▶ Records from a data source

§ §

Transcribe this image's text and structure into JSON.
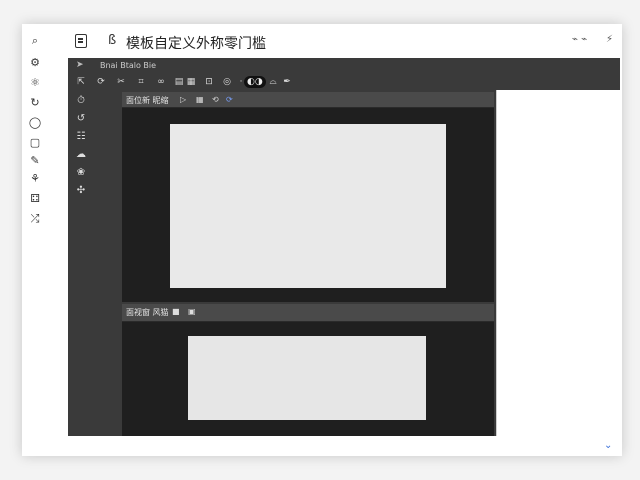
{
  "titlebar": {
    "title": "模板自定义外称零门槛",
    "control_left": "⌁ ⌁",
    "control_right": "⚡"
  },
  "editor": {
    "menu_text": "Bnai Btalo Bie",
    "pane1": {
      "title": "面位新 昵缩"
    },
    "pane2": {
      "title": "面视窗 风猫"
    }
  },
  "icons": {
    "left_rail": [
      "search-icon",
      "settings-icon",
      "gear-icon",
      "refresh-icon",
      "chat-icon",
      "document-icon",
      "tag-icon",
      "brush-icon",
      "extension-icon",
      "share-icon"
    ],
    "titlebar": [
      "document-icon",
      "user-icon"
    ]
  }
}
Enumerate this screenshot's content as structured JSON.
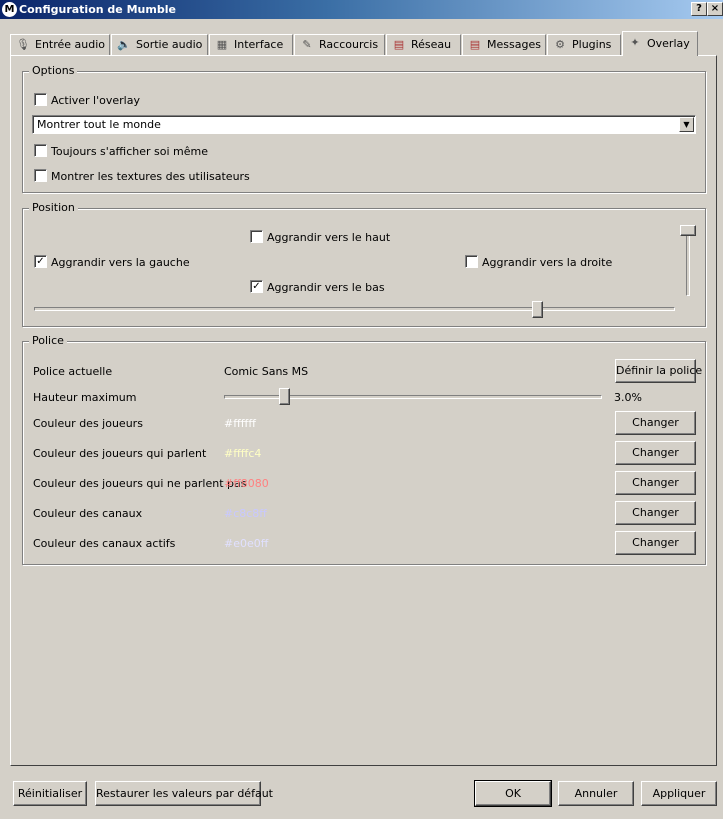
{
  "window": {
    "title": "Configuration de Mumble",
    "help_label": "?",
    "close_label": "×"
  },
  "tabs": [
    {
      "label": "Entrée audio",
      "icon": "microphone-icon"
    },
    {
      "label": "Sortie audio",
      "icon": "speaker-icon"
    },
    {
      "label": "Interface",
      "icon": "interface-icon"
    },
    {
      "label": "Raccourcis",
      "icon": "shortcuts-icon"
    },
    {
      "label": "Réseau",
      "icon": "network-icon"
    },
    {
      "label": "Messages",
      "icon": "messages-icon"
    },
    {
      "label": "Plugins",
      "icon": "plugins-icon"
    },
    {
      "label": "Overlay",
      "icon": "overlay-icon"
    }
  ],
  "active_tab": "Overlay",
  "options": {
    "title": "Options",
    "enable_overlay": {
      "label": "Activer l'overlay",
      "checked": false
    },
    "show_select": {
      "value": "Montrer tout le monde"
    },
    "always_self": {
      "label": "Toujours s'afficher soi même",
      "checked": false
    },
    "show_textures": {
      "label": "Montrer les textures des utilisateurs",
      "checked": false
    }
  },
  "position": {
    "title": "Position",
    "grow_up": {
      "label": "Aggrandir vers le haut",
      "checked": false
    },
    "grow_left": {
      "label": "Aggrandir vers la gauche",
      "checked": true
    },
    "grow_right": {
      "label": "Aggrandir vers la droite",
      "checked": false
    },
    "grow_down": {
      "label": "Aggrandir vers le bas",
      "checked": true
    },
    "x_slider": 0.79,
    "y_slider": 0.0
  },
  "font": {
    "title": "Police",
    "current_label": "Police actuelle",
    "current_value": "Comic Sans MS",
    "set_font_button": "Définir la police",
    "max_height_label": "Hauteur maximum",
    "max_height_slider": 0.15,
    "max_height_value": "3.0%",
    "change_label": "Changer",
    "colors": [
      {
        "label": "Couleur des joueurs",
        "value": "#ffffff",
        "color": "#ffffff"
      },
      {
        "label": "Couleur des joueurs qui parlent",
        "value": "#ffffc4",
        "color": "#ffffc4"
      },
      {
        "label": "Couleur des joueurs qui ne parlent pas",
        "value": "#ff8080",
        "color": "#ff8080"
      },
      {
        "label": "Couleur des canaux",
        "value": "#c8c8ff",
        "color": "#c8c8ff"
      },
      {
        "label": "Couleur des canaux actifs",
        "value": "#e0e0ff",
        "color": "#e0e0ff"
      }
    ]
  },
  "footer": {
    "reset": "Réinitialiser",
    "restore_defaults": "Restaurer les valeurs par défaut",
    "ok": "OK",
    "cancel": "Annuler",
    "apply": "Appliquer"
  }
}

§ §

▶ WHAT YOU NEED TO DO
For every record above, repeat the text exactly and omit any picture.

▶ SOLUTION TO THE PROBLEM
Transcribe this image's text and structure into JSON.
{
  "titlebar": {
    "title": "模板自定义外称零门槛",
    "control_left": "⌁ ⌁",
    "control_right": "⚡"
  },
  "editor": {
    "menu_text": "Bnai Btalo Bie",
    "pane1": {
      "title": "面位新 昵缩"
    },
    "pane2": {
      "title": "面视窗 风猫"
    }
  },
  "icons": {
    "left_rail": [
      "search-icon",
      "settings-icon",
      "gear-icon",
      "refresh-icon",
      "chat-icon",
      "document-icon",
      "tag-icon",
      "brush-icon",
      "extension-icon",
      "share-icon"
    ],
    "titlebar": [
      "document-icon",
      "user-icon"
    ]
  }
}
Enumerate this screenshot's content as structured JSON.
{
  "window": {
    "title": "Configuration de Mumble",
    "help_label": "?",
    "close_label": "×"
  },
  "tabs": [
    {
      "label": "Entrée audio",
      "icon": "microphone-icon"
    },
    {
      "label": "Sortie audio",
      "icon": "speaker-icon"
    },
    {
      "label": "Interface",
      "icon": "interface-icon"
    },
    {
      "label": "Raccourcis",
      "icon": "shortcuts-icon"
    },
    {
      "label": "Réseau",
      "icon": "network-icon"
    },
    {
      "label": "Messages",
      "icon": "messages-icon"
    },
    {
      "label": "Plugins",
      "icon": "plugins-icon"
    },
    {
      "label": "Overlay",
      "icon": "overlay-icon"
    }
  ],
  "active_tab": "Overlay",
  "options": {
    "title": "Options",
    "enable_overlay": {
      "label": "Activer l'overlay",
      "checked": false
    },
    "show_select": {
      "value": "Montrer tout le monde"
    },
    "always_self": {
      "label": "Toujours s'afficher soi même",
      "checked": false
    },
    "show_textures": {
      "label": "Montrer les textures des utilisateurs",
      "checked": false
    }
  },
  "position": {
    "title": "Position",
    "grow_up": {
      "label": "Aggrandir vers le haut",
      "checked": false
    },
    "grow_left": {
      "label": "Aggrandir vers la gauche",
      "checked": true
    },
    "grow_right": {
      "label": "Aggrandir vers la droite",
      "checked": false
    },
    "grow_down": {
      "label": "Aggrandir vers le bas",
      "checked": true
    },
    "x_slider": 0.79,
    "y_slider": 0.0
  },
  "font": {
    "title": "Police",
    "current_label": "Police actuelle",
    "current_value": "Comic Sans MS",
    "set_font_button": "Définir la police",
    "max_height_label": "Hauteur maximum",
    "max_height_slider": 0.15,
    "max_height_value": "3.0%",
    "change_label": "Changer",
    "colors": [
      {
        "label": "Couleur des joueurs",
        "value": "#ffffff",
        "color": "#ffffff"
      },
      {
        "label": "Couleur des joueurs qui parlent",
        "value": "#ffffc4",
        "color": "#ffffc4"
      },
      {
        "label": "Couleur des joueurs qui ne parlent pas",
        "value": "#ff8080",
        "color": "#ff8080"
      },
      {
        "label": "Couleur des canaux",
        "value": "#c8c8ff",
        "color": "#c8c8ff"
      },
      {
        "label": "Couleur des canaux actifs",
        "value": "#e0e0ff",
        "color": "#e0e0ff"
      }
    ]
  },
  "footer": {
    "reset": "Réinitialiser",
    "restore_defaults": "Restaurer les valeurs par défaut",
    "ok": "OK",
    "cancel": "Annuler",
    "apply": "Appliquer"
  }
}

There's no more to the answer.